The initial identified published recipes date to 1730 BC and were recorded on cuneiform tablets present in Mesopotamia.
Other early prepared recipes date from approximately 1600 BC and result from an Akkadian tablet from southern Babylonia. There are also operates in ancient Egyptian hieroglyphs depicting the planning of food.
Several historical Greek recipes are known. Mithaecus’s cook book was an early on one, but most of it’s been lost; Athenaeus quotes one small recipe in his Deipnosophistae. Athenaeus describes a great many other cookbooks, them all lost.
Roman recipes are known beginning in the next century BCE with Cato the Elder’s Delaware Agri Cultura. Several authors with this time identified western Mediterranean preparing in Greek and in Latin. Some Punic recipes are identified in Greek and Latin translation.
The large number of recipes De re coquinaria, conventionally entitled Apicius, seemed in the 4th or fifth century and is the only complete surviving cook book from the classical world. It provides the classes offered in meals as Gustatio (appetizer), Primae Mensae (main course) and Secundae Mensae (dessert). Each recipe begins with the Latin command “Take…,” “Recipe….”
Arabic recipes are documented beginning in the 10th century; see al-Warraq and al-Baghdadi.
The initial recipe in Persian dates from the 14th century. Several recipes have lasted from the time of Safavids, including Karnameh (1521) by Mohammad Ali Bavarchi, which include the preparing training greater than 130 different meals and pastries, and Madat-ol-Hayat (1597) by Nurollah Ashpaz. Menu books from the Qajar age are numerous, probably the most significant being Khorak-ha-ye Irani by prince Nader Mirza.
Master Richard II of Britain commissioned a formula guide named Forme of Cury in 1390, and about once, still another guide was printed entitled Curye on Inglish, “cury” meaning cooking. Both publications give an impact of how food for the respectable classes was prepared and offered in Britain at that time.
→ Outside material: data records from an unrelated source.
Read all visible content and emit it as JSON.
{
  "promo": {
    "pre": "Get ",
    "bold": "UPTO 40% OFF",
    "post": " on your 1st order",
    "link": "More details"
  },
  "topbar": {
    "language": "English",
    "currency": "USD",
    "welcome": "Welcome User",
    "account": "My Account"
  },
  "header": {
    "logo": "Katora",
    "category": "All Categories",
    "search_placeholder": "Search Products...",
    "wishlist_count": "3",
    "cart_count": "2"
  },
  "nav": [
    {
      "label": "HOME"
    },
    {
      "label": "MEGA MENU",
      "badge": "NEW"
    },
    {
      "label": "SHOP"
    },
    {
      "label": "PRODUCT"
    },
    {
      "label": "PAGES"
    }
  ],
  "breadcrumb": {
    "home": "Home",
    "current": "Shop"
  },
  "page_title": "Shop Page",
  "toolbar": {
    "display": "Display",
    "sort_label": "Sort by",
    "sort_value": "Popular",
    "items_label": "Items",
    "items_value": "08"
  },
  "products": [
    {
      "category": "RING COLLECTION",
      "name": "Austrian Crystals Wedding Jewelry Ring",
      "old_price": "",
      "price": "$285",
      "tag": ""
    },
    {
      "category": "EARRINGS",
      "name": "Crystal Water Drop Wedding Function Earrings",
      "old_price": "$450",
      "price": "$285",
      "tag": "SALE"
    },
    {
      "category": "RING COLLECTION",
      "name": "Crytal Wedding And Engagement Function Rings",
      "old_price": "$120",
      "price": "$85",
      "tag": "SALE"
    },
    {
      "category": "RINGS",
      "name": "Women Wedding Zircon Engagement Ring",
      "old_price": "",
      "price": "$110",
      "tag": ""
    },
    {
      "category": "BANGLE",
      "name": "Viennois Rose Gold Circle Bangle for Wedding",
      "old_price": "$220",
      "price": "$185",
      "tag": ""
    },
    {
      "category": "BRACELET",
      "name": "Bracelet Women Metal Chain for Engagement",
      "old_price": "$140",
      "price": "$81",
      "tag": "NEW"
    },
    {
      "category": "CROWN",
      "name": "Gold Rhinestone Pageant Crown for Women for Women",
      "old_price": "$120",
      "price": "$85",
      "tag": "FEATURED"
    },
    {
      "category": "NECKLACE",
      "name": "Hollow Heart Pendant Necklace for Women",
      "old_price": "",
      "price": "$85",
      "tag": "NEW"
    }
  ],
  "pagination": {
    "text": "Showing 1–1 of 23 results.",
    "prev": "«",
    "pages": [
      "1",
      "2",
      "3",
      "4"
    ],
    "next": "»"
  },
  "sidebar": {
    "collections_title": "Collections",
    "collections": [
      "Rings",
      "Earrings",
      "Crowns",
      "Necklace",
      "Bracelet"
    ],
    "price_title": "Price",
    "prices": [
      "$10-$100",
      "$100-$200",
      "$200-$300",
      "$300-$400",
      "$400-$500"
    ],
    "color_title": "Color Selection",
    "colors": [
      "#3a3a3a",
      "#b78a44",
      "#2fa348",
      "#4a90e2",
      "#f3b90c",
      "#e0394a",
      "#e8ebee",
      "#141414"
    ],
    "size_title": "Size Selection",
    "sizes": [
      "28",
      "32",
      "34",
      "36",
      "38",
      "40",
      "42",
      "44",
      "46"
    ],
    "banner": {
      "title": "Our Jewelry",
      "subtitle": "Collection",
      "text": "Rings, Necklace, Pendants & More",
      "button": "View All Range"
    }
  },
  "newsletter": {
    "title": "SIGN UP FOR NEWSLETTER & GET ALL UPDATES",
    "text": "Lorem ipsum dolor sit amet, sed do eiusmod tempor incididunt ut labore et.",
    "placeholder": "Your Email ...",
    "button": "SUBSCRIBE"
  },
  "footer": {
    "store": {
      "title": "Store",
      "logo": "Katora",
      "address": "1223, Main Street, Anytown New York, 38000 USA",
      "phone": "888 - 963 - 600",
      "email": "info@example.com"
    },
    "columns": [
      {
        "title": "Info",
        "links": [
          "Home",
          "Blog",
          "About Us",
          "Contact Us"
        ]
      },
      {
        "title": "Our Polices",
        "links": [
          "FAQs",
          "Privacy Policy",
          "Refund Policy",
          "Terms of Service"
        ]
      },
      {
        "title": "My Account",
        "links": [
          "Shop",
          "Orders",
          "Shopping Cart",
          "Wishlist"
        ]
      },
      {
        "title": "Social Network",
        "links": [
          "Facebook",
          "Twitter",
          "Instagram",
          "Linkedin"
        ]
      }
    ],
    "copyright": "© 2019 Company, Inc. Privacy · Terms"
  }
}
The lavish style of the aristocracy in the Early Contemporary Time produced with it the begin of what can be called the current formula book. By the 15th century, numerous manuscripts were showing outlining the recipes of the day. Several manuscripts provide very good data and record the re-discovery of numerous herbs and spices including coriander, parsley, basil and peppermint, several which have been brought back from the Crusades.